Monday, April 27, 2015

[Herpetology • 2015] Pseudophilautus dilmah | Dilmah Shrub Frog | Dilmah panduru madiya • A New Species of Shrub Frog (Anura: Rhacophoridae) from A Threatened Habitat Loolkandura in Sri Lanka

Dilmah Shrub Frog | Dilmah panduru madiya 
Pseudophilautus dilmah
Wickramasinghe, Bandara, Vidanapathirana, Tennakoon, Samarakoon & Wickramasinghe, 2015


A new species of shrub frog Pseudophilautus dilmah is described from the Central Hills of Sri Lanka. This unique species is distinguished from all the other congeners from a combination of characters; snout rounded in lateral aspect, bluntly pointed in dorsal and ventral aspect, canthus rostralis rounded, vomerine teeth, lingual papilla and nuptial pads absent, dermal fringe distinct on inside of fingers III and IV, small blunt tubercles on metacarpal and ulnar folds, toes basally webbed, interorbital area smooth, upper eyelid prominent tubercles present, anterior and posterior dorsum without horny spinules but tubercles present, upper part of flank weakly granular, supratympanic fold distinct, prominent small calcar present at the distal end of the tibia, throat granular, chest and belly coarsely granular. Based on comparison of 16s rRNA gene we also show that the species is genetically distinct from other members of Pseudophilautus for which gene sequences are available. The high rate of deforestation and anthropogenic activities threaten this population in its natural habitat.

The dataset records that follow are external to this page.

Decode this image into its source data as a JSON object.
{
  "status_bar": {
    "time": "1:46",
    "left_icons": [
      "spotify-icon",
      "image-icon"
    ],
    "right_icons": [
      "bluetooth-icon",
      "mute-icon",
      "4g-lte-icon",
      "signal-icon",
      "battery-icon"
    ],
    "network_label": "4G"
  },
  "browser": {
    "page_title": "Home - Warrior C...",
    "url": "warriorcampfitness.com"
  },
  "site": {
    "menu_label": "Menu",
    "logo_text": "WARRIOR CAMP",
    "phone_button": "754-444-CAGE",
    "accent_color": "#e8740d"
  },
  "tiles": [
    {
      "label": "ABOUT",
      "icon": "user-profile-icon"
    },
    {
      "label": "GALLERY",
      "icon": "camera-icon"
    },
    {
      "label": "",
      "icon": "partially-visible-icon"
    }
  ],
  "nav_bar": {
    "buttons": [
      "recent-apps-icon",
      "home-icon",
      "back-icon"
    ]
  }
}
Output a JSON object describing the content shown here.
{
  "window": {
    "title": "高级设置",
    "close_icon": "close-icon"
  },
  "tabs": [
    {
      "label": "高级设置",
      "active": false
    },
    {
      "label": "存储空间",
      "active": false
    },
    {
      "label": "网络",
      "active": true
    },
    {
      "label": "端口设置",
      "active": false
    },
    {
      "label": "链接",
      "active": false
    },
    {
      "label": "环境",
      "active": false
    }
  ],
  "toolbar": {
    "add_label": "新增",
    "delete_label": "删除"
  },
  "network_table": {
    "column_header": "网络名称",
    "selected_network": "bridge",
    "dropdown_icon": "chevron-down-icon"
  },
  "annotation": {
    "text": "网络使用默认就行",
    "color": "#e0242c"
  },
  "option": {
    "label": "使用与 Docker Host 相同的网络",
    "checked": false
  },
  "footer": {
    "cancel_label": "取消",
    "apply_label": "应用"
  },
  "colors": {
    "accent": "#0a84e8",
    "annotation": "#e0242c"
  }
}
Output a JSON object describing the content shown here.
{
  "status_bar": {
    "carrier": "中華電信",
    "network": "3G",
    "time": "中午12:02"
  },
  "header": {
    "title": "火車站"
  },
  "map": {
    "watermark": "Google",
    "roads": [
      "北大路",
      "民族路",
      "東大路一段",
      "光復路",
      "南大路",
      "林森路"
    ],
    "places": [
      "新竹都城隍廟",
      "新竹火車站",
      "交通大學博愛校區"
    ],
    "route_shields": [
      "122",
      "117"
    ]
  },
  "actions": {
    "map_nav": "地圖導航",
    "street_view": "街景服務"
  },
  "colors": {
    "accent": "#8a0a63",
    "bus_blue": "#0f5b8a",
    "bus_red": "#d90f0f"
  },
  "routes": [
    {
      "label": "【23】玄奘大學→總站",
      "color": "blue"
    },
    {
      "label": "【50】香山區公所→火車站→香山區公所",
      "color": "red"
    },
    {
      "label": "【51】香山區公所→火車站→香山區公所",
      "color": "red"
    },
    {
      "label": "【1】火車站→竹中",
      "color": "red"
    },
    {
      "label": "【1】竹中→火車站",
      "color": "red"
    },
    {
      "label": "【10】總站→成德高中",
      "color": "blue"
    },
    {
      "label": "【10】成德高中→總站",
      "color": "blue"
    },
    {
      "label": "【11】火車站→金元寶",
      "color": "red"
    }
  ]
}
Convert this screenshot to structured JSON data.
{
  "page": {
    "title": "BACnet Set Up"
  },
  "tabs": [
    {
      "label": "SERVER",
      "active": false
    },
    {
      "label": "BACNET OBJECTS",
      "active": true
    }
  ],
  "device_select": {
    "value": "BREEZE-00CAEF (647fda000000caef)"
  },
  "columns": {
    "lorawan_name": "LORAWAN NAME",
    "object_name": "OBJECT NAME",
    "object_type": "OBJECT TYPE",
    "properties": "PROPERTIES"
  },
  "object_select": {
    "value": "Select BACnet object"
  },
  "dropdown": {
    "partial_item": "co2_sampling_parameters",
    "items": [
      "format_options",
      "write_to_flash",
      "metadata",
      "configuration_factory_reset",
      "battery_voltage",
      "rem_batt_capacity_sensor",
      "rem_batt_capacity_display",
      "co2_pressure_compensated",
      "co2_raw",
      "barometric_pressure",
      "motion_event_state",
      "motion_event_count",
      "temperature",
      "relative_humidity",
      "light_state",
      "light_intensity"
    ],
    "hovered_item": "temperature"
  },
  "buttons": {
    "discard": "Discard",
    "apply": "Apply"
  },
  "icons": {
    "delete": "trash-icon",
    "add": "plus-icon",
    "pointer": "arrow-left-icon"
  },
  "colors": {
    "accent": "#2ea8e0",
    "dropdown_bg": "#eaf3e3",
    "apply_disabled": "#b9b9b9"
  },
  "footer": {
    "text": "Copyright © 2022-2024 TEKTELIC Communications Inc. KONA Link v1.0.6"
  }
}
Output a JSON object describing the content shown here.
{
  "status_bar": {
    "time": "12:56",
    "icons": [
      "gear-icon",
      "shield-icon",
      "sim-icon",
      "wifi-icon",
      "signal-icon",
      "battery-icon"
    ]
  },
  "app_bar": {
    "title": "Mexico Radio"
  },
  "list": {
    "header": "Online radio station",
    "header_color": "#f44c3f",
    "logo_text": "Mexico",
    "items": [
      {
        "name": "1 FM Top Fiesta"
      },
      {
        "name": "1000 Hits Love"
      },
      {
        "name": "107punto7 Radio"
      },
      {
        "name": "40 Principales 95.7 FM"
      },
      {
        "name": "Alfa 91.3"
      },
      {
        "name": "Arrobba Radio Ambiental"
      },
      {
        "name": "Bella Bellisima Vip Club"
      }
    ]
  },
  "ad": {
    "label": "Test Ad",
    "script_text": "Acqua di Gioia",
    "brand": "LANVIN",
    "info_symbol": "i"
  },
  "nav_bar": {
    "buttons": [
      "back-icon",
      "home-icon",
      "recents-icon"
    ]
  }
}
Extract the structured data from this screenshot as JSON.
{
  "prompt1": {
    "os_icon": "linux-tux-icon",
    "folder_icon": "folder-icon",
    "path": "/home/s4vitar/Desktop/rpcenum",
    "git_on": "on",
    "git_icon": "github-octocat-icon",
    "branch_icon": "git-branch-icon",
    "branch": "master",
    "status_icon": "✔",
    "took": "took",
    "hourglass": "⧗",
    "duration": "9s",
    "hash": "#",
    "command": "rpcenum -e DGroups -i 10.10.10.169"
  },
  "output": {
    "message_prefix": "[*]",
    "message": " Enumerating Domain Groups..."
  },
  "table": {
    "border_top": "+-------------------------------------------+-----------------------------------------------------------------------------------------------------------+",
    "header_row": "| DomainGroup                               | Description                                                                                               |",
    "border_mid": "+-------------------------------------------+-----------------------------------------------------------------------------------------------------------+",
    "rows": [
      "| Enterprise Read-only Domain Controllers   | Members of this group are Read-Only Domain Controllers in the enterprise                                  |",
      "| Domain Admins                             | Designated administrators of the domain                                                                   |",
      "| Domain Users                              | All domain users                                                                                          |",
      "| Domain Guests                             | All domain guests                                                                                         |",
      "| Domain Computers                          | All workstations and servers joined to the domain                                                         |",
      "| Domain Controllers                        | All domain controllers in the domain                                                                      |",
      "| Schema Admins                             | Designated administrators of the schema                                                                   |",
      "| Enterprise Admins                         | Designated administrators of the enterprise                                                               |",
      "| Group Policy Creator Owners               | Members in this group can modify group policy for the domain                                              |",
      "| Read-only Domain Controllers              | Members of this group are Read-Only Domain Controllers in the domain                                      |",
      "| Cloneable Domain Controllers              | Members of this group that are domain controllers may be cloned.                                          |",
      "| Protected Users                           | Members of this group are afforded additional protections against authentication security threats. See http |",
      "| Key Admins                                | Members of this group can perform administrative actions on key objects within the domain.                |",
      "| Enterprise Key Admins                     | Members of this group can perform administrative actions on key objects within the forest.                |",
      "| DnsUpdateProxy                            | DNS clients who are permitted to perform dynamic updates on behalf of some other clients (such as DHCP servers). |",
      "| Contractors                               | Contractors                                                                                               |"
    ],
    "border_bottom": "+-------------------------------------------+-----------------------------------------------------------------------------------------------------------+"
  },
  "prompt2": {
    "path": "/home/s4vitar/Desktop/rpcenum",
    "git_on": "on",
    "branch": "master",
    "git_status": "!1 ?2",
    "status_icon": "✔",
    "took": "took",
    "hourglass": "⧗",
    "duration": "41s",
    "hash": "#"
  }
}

Keywords: Amphibian, biodiversity hotspot, Dilmah Shrub Frog, new taxa, Pseudophilautus dilmah.

Etymology: The species epithet dilmah is named after Dilmah Conservation [], for its dedicated efforts to biodiversity conservation on the Island. Dilmah is treated as an invariable noun in apposition to the generic name.

Suggested vernacular names: Dilmah panduru madiya, and Dilmah Shrub Frog in Sinhala, and English respectively.

Pseudophilautus dilmah sp. nov., appears to be more resembling to P. bambaradeniyai, (Fig. 2) than to any other species of the same genus. But considering molecular evidences P. bambaradeniyai has been placed in a well separated clade with P. frankensbergi (Meegaskumbura & Manamendra-Arachchi 2005) with a pairwise genetic distance of 10%, which suggests a species level divergence. Although they were both found from the Central Hills they are allopatric. Loolkandura the type locality of P. dilmah sp. nov., is positioned towards the northern tip of the Central Hills where as Peak Wilderness the type locality of P. bambaradeniyai, and the only locality it is found in, is positioned towards south-west of Loolkandura (Fig. 1).

Although P. dilmah sp. nov., is genetically most closest to P. hankeni and P. schmarda, with genetic
distances of 1.6% and 1.9%, respectively, the species is morphologically distinct and can be separated by the characters mentioned in the comparison. Furthermore P. hankeni is distributed in the Knuckles massif which is geographically well separated, and although P. schmarda is distributed in the Central Hills they are allopatric (Fig. 1). Although 3% genetic distance is a good indication

Vences et al. (2005) mention that interspecies genetic distances could be from 1% to 10% and allopatric species are known with less than 3% differences. The pairwise distance for P. pleurotaenia (Boulenger 1904) and P. hoipolloi (Manamendra-Arachchi & Pethiyagoda 2005), for P. asankai (Manamendra-Arachchi & Pethiyagoda 2005) and P. hoffmanni (Meegaskumbura & Manamendra-Arachchi 2005), for P. decoris and P. mittermeieri, were 0.5%, 1%, and 1.4%, respectively. All of which are considered valid morphologically yet have a lower genetic distance than 1.6% for P. dilmah and P. hankeni, and 1.9% for P. dilmah and P. schmarda, hence our current genetic distances from its sister taxa suggests species level divergence.

Wickramasinghe, L.J.M., I.N. Bandara, D.R. Vidanapathirana, K.H. Tennakoon, S.R. Samarakoon & N. Wickramasinghe. 2015. Pseudophilautus dilmah, A New Species of Shrub Frog (Amphibia: Anura: Rhacophoridae) from A Threatened Habitat Loolkandura in Sri Lanka. Journal of Threatened Taxa. 7(5): 7089–7110. DOI: 10.11609/JoTT.o3501.7089-110